Introduction: How to Replace Spark Plug Wires
Before easing out of the fast-food’s parking lot, you grab a sip of the hot coffee you picked up at the drive-thru. You take your time as you place the cup in its holder in the center console. No hurry. The approaching traffic may be moving fast, but it’s far enough away for you to accelerate up to cruising speed. Good thing, because at about half-throttle you feel the engine misfire. The closing traffic has time to back off and let you sputter up to road speed. But now your engine sputters like a Harley idling at the curb, even at normal traffic speeds. And there’s coffee all over the console from the vibration.
This project was originally published in the November 2000 issue of Popular Mechanics. You can find more great projects at Popular Mechanics DIY Central.
Step 1: What's Up
A brief underhood inspection confirms that all the vacuum hoses are on and that none of them have been burned open by leaning against the exhaust manifold. You’ve touched every sensor connection to see if
it’s on tight, you’ve even checked for trouble codes. However, not everything calls for high-tech diagnostics and the latest scan tester. Engine misfire often is caused by leaking spark plug wires, so visual inspection could reveal what’s wrong.

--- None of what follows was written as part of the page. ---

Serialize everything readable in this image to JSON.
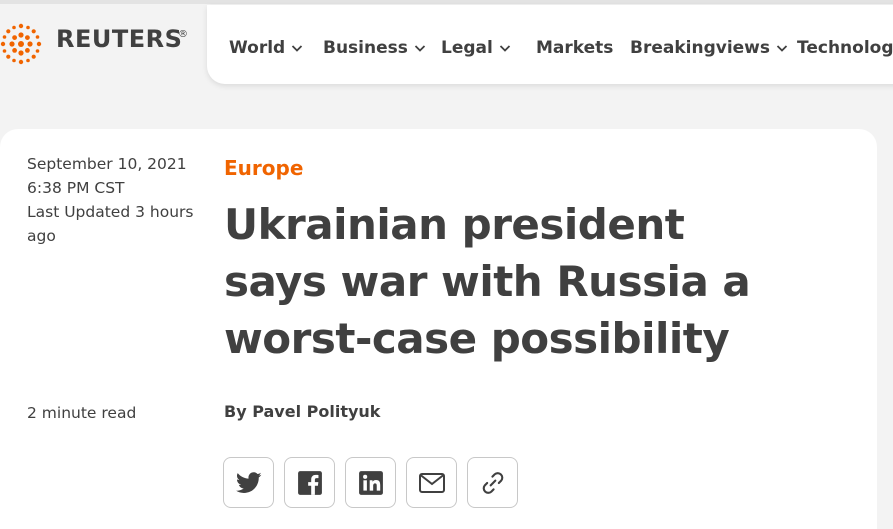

The jackets may be damaged from the outside by abrasion caused by engine vibration (particularly at the plug-end boots), a hot engine compartment, spilled fluids or battery acid, multiple disconnections and reconnections for other service, or even a family of nesting rodents. Run the engine in near darkness, and then look and listen. If you see little electrical arcs, or hear a snap-crack, there is high-voltage electrical leakage. Of course, running the engine at idle doesn’t exercise the ignition system very hard, so you can add something to the test by spraying the plug wire ends with clean water from a household spray bottle.
Another test: With a jumper wire, ground the metal shank of a screwdriver that has a well-insulated handle. Then, run the tip of the screwdriver along the length of each wire and all around at the coil and plug boots. This will often produce an arc from the wire to the screwdriver. Now look at the wires under good lighting. If they are damaged by abrasion, oil-soaked, cut, burned from contact with the exhaust, or have a dried-out look with heat cracks, it definitely shouldn’t be a surprise if you see arcs in the dark under some conditions. However, if they look bad but there are no arcs, do a resistance check.
A conventional plug wire has a resistance of 10,000 to 15,000 ohms per foot of length—if it’s measurably higher, the wire probably is bad. An absolutely failed wire will have a hairline break somewhere, and the resistance will be infinity.
Step 2: Out With the Old, in With the New
Once you’ve found a bad wire, the solution should be simple: Replace the plug wires. First, you have to decide whether you want to buy from a car dealer at list price or get a quality aftermarket brand, if you have that choice. Prices for 1980s models may be under $35 for a popular make at the parts store. For a late-model V8, be prepared to pay the dealer up to $200
or more, even for a popular car.
A word of caution: You may not want “high-performance” wires, even if they fit your car (and they may be cheaper than a conventional type). Some high-performance wires are not the resistance type, and although they may do well on racing cars, they can affect the operation of underhood electronics by not containing radio waves. The actual method of removing the old wire is not always “just pull it off.”
Pulling on the wire itself is sure to cause an internal separation. Of course, if you’re replacing a bad wire, it may not matter, but if any one of the old wires is still good, it’s best to keep it as a spare. Grasp the plug wire by the boot at the plug end. If it’s in a recess or is difficult to access for some other reason, use a spark plug wire tool. There are special pliers of all sorts designed to reach in and grasp the boot.
They’re not expensive, and having them could prove useful if you ever have to disconnect wires for other underhood service. Twist the boot if necessary to break the heat seal to the plug, then pull. As you do this take note if you feel some looseness at the connection (it may have been caused by